"Did you pass?" Wollam's wife, Sheila, asked him.
"I got an A," he said.
"Okay," she responded. "You can work on him."
There was no grading on a curve, no easy A's, in Wollam's science classes at what is now Pasco-Hernando State College.
A passing mark guaranteed that students who went on to careers as nurses, teachers and scientists — and there were thousands of them over the years — knew their stuff.
Wollam, who died late last month at age 72 of a septic infection, was one of the original professors at PHSC's Brooksville campus, starting when it was housed in a storefront on E Jefferson Street.
He stayed there for 32 years, but mere longevity isn't the point here. Long-term excellence is.
"Think of the best teacher you ever had, and that was Mike," said Robert Westrick, a former PHSC provost. "He was the total package."
Community colleges — which is what PHSC mostly is, despite the recent name change — are amazing places if you think about it. They democratize college. They put kids with few prospects into university classrooms and on their way to rewarding jobs.
We always hear cops and soldiers called "heroes," and some of them surely are. But what could be more heroic than regularly pulling off this kind of transformation for more than 30 years?
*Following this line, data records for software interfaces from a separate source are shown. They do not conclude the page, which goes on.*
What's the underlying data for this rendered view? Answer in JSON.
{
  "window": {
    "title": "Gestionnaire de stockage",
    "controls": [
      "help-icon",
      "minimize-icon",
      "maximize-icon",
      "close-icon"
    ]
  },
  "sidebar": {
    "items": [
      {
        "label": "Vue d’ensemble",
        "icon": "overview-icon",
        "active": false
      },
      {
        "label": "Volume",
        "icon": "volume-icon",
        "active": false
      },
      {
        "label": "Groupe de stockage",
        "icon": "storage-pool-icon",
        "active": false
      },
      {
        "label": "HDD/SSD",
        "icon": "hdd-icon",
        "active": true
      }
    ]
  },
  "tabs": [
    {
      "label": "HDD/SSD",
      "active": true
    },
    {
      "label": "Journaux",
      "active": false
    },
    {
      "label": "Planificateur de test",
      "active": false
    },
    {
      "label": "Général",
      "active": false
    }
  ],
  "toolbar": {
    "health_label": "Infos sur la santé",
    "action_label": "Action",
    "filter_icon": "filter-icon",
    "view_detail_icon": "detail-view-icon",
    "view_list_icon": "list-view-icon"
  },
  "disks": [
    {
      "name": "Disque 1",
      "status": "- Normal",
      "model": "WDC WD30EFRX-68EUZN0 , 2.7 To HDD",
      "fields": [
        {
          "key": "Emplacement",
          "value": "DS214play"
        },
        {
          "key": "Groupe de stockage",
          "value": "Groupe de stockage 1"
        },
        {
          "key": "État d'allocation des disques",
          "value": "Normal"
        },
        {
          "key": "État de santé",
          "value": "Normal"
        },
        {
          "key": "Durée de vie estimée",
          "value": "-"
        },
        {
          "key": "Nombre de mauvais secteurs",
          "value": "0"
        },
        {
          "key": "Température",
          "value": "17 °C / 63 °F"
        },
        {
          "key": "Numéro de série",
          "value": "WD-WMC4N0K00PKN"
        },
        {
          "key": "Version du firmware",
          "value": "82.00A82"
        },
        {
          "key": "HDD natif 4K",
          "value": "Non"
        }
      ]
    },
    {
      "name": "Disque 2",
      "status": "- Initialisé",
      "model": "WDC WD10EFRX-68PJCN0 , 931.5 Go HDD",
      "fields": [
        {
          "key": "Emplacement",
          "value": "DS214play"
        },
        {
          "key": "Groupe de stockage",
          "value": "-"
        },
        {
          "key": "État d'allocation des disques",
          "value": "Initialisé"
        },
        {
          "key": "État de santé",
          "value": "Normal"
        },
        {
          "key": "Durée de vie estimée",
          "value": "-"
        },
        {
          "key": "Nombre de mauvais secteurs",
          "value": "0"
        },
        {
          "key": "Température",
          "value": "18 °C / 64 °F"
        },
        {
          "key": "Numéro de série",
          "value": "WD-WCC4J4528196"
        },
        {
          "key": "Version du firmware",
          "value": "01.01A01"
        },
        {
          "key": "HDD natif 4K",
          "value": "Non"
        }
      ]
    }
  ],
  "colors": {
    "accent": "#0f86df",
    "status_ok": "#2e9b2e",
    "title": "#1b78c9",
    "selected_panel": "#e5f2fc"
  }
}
Not much, which was clear when you went out in public with Wollam, said friend Mary Dowdell, a biologist with the Florida Fish and Wildlife Conservation Commission. Nurses and teachers were always coming up to him and thanking him for inspiring them to pursue their careers.
He was a fascinating instructor because he was fascinated by his subject, said Colleen Werner, a former student who is now a biologist with the state Forest Service.
He knew that not everyone in his classes was ready to do college-level work, so he also taught them how to study, she said — telling them, for example, that if they read the assigned material they'd get a lot more out of the lectures.
It helped that these lectures were often funny and always intelligent.
"He was a smart guy. He really was," Werner said.
Fortunately, I don't have to take her word for it. I once followed Wollam on a field trip and listened to him talk authoritatively about every insect and amphibian his students happened to dip out of a pond. I joined him on bird counts and can vouch that he lived up to his reputation as a superior birder. On a hike through a salt marsh, he entertainingly taught my son and me everything we wanted to know — and things we didn't realize we wanted to know — about fiddler crabs and polychete worms.
He was so good, I wondered why he didn't teach at a big-name university. He probably could have, said Sheila Wollam, whom he met when they were both high school students in Fort Lauderdale; he needed only a dissertation to earn a doctorate at USF.
But the couple were happy in Brooksville, where they raised two children and where he found the perfect job.
"I think it's pretty cool that he did teach at the community college and he reached so many people," Dowdell said.
Actually, very cool.